It’s finally here, the conclusion to a trilogy that’s been six years in the making. A series that’s been said to be “This Generations most important Science Fiction universe” according Kyle Munkittrick of the website io9.com.
One of the claims that developer BioWare was making during development was that Mass Effect 3 would be a perfect entry point for players new to the series. I would have to wholeheartedly disagree. There is lots of terms and recollection of events that is mentioned offhand, very casually. This is not a problem if you’ve been following the series since the first game, but for someone who does not have that background, they’ll often be confused.
Another thing that will be lost on new players is the impact of certain events that take place in the game. They’ll have no attachment to the characters that fall throughout the story. One of the themes that has been used throughout the series is “Victory through sacrifice.” New players won’t have to sacrifice anything; there is no attachment to the characters, or at least not as deep of one.

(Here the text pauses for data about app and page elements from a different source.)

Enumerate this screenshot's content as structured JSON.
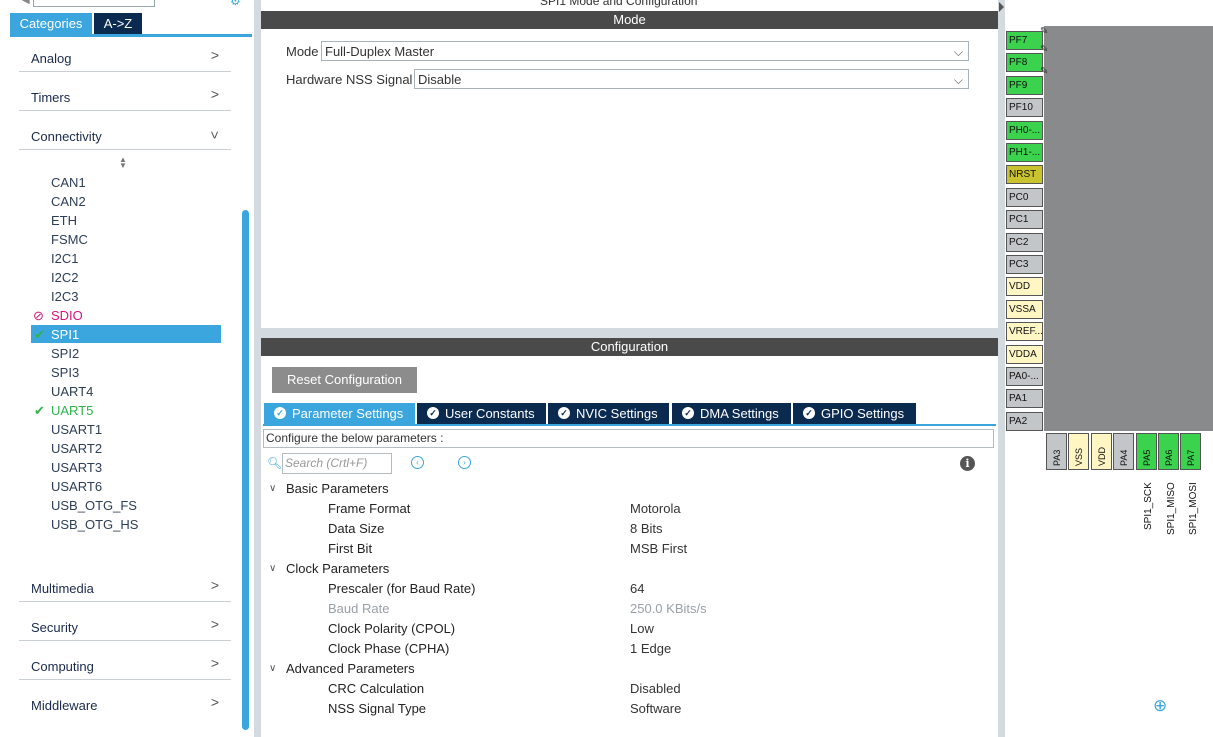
{
  "window_title_clip": "SPI1 Mode and Configuration",
  "left": {
    "tabs": {
      "categories": "Categories",
      "az": "A->Z"
    },
    "categories_top": [
      {
        "label": "Analog",
        "chev": ">"
      },
      {
        "label": "Timers",
        "chev": ">"
      },
      {
        "label": "Connectivity",
        "chev": "v"
      }
    ],
    "connectivity_items": [
      "CAN1",
      "CAN2",
      "ETH",
      "FSMC",
      "I2C1",
      "I2C2",
      "I2C3",
      "SDIO",
      "SPI1",
      "SPI2",
      "SPI3",
      "UART4",
      "UART5",
      "USART1",
      "USART2",
      "USART3",
      "USART6",
      "USB_OTG_FS",
      "USB_OTG_HS"
    ],
    "categories_bottom": [
      {
        "label": "Multimedia",
        "chev": ">"
      },
      {
        "label": "Security",
        "chev": ">"
      },
      {
        "label": "Computing",
        "chev": ">"
      },
      {
        "label": "Middleware",
        "chev": ">"
      }
    ],
    "colors": {
      "accent": "#3aa6dd",
      "dark": "#0b2a50",
      "disabled": "#d4147a",
      "ok": "#2fb34a"
    }
  },
  "mode": {
    "section_title": "Mode",
    "mode_label": "Mode",
    "mode_value": "Full-Duplex Master",
    "nss_label": "Hardware NSS Signal",
    "nss_value": "Disable"
  },
  "config": {
    "section_title": "Configuration",
    "reset_button": "Reset Configuration",
    "tabs": [
      "Parameter Settings",
      "User Constants",
      "NVIC Settings",
      "DMA Settings",
      "GPIO Settings"
    ],
    "description": "Configure the below parameters :",
    "search_placeholder": "Search (Crtl+F)",
    "groups": [
      {
        "name": "Basic Parameters",
        "params": [
          {
            "name": "Frame Format",
            "value": "Motorola"
          },
          {
            "name": "Data Size",
            "value": "8 Bits"
          },
          {
            "name": "First Bit",
            "value": "MSB First"
          }
        ]
      },
      {
        "name": "Clock Parameters",
        "params": [
          {
            "name": "Prescaler (for Baud Rate)",
            "value": "64"
          },
          {
            "name": "Baud Rate",
            "value": "250.0 KBits/s"
          },
          {
            "name": "Clock Polarity (CPOL)",
            "value": "Low"
          },
          {
            "name": "Clock Phase (CPHA)",
            "value": "1 Edge"
          }
        ]
      },
      {
        "name": "Advanced Parameters",
        "params": [
          {
            "name": "CRC Calculation",
            "value": "Disabled"
          },
          {
            "name": "NSS Signal Type",
            "value": "Software"
          }
        ]
      }
    ]
  },
  "chip": {
    "left_pins": [
      {
        "label": "PF7",
        "color": "green"
      },
      {
        "label": "PF8",
        "color": "green"
      },
      {
        "label": "PF9",
        "color": "green"
      },
      {
        "label": "PF10",
        "color": "gray"
      },
      {
        "label": "PH0-...",
        "color": "green"
      },
      {
        "label": "PH1-...",
        "color": "green"
      },
      {
        "label": "NRST",
        "color": "olive"
      },
      {
        "label": "PC0",
        "color": "gray"
      },
      {
        "label": "PC1",
        "color": "gray"
      },
      {
        "label": "PC2",
        "color": "gray"
      },
      {
        "label": "PC3",
        "color": "gray"
      },
      {
        "label": "VDD",
        "color": "yellow"
      },
      {
        "label": "VSSA",
        "color": "yellow"
      },
      {
        "label": "VREF...",
        "color": "yellow"
      },
      {
        "label": "VDDA",
        "color": "yellow"
      },
      {
        "label": "PA0-...",
        "color": "gray"
      },
      {
        "label": "PA1",
        "color": "gray"
      },
      {
        "label": "PA2",
        "color": "gray"
      }
    ],
    "bottom_pins": [
      {
        "label": "PA3",
        "color": "gray"
      },
      {
        "label": "VSS",
        "color": "yellow"
      },
      {
        "label": "VDD",
        "color": "yellow"
      },
      {
        "label": "PA4",
        "color": "gray"
      },
      {
        "label": "PA5",
        "color": "green"
      },
      {
        "label": "PA6",
        "color": "green"
      },
      {
        "label": "PA7",
        "color": "green"
      }
    ],
    "signal_labels": [
      "SPI1_SCK",
      "SPI1_MISO",
      "SPI1_MOSI"
    ]
  }
}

The game plays like a fairly standard third person shooter. You take cover, you come out of cover and then you shoot guys. While that may sound monotonous, you pick a class at the beginning of the game that could change this. You could focus on using biotic powers (think the force), an engineer who can create drones to fight for you and combinations of all of the above. This is the best the series has ever felt when it comes to combat; it’s visceral, exciting and never feels like a chore.

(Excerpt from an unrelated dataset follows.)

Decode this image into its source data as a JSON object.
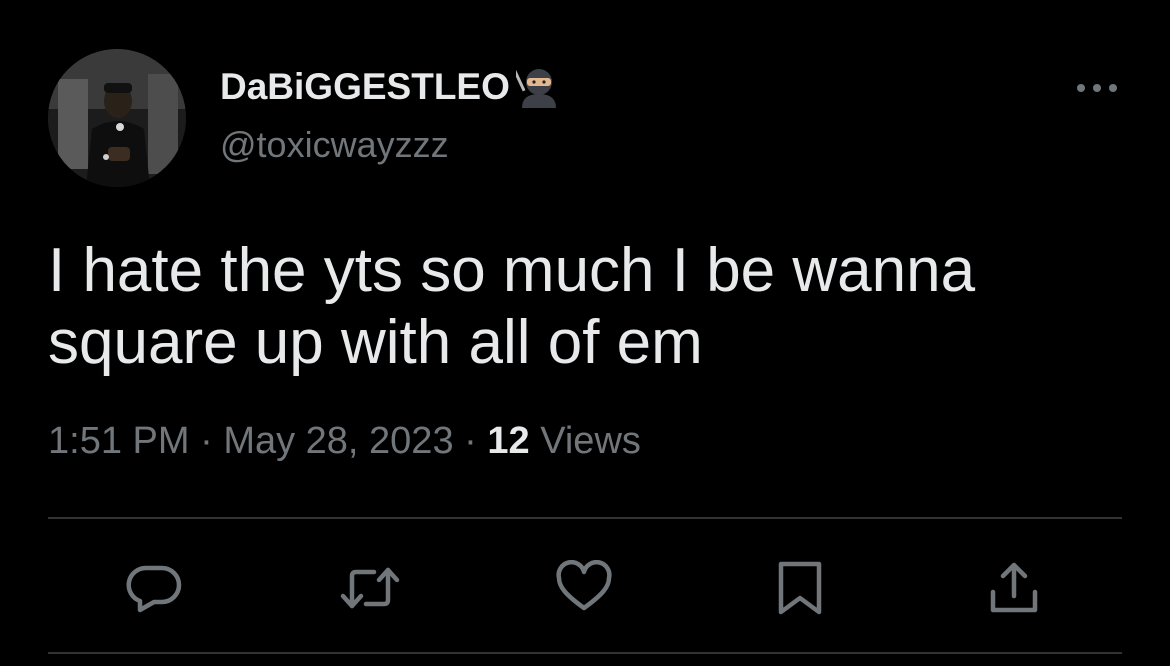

BioWare has set such a precedent with story telling in this series. The universe feels fully fleshed out, especially if you end up spending hours in the games codex, which is basically the encyclopedia of the world’s fiction. It’s a universe that you will have no problem spending hours upon hours in, given that you like science fiction.
This is the first time in the series that they have had multiplayer. The multiplayer is only of the cooperative type; there are no death matches to be found here. It’s most akin to the “Horde” mode, made popular by Gears of War. The basic premise is you and up to three other players have to survive ten waves of enemies, accomplishing small objectives along the way. It reuses the classes that are found in the story, and it is a good way to test out new play styles for the main game.
I played the PS3 version of the game, so I cannot speak to the PC and Xbox 360 versions, but there seems to some technical issues. The framerate is not incredibly stable and get dip down into 20 frames per second at times. This basically means that the game will lose smooth movement, and that the action may look staggered and stuttered. I also encountered a bug where I could not enter an area in the game without it crashing. It eventually resolved itself and let me pass, but it held up side mission progress and definitely was something that should have been caught before the game shipped. There are odd bugs throughout like characters disappearing and reappearing seconds later. It definitely feels like this game could used at least three more months, just to iron out the technical problems. The end result is a rushed feeling, and it’s surprising that it shipped like this.
The players who are invested in the Mass Effect franchise will love this game. The ending has amassed a lot of controversy, with people petitioning BioWare to go as far as change the ending. I’m not going to spoil it, but I was extremely disappointed with the ending. I was ready to join the raving hordes of fans, ready to burn BioWare at the stake. Then I remembered the journey to get there. With so many expertly crafted moments between the characters and the story at large. Could 15 minutes really spoil a 20 hour experience? I don’t think so, but that is up to you to decide.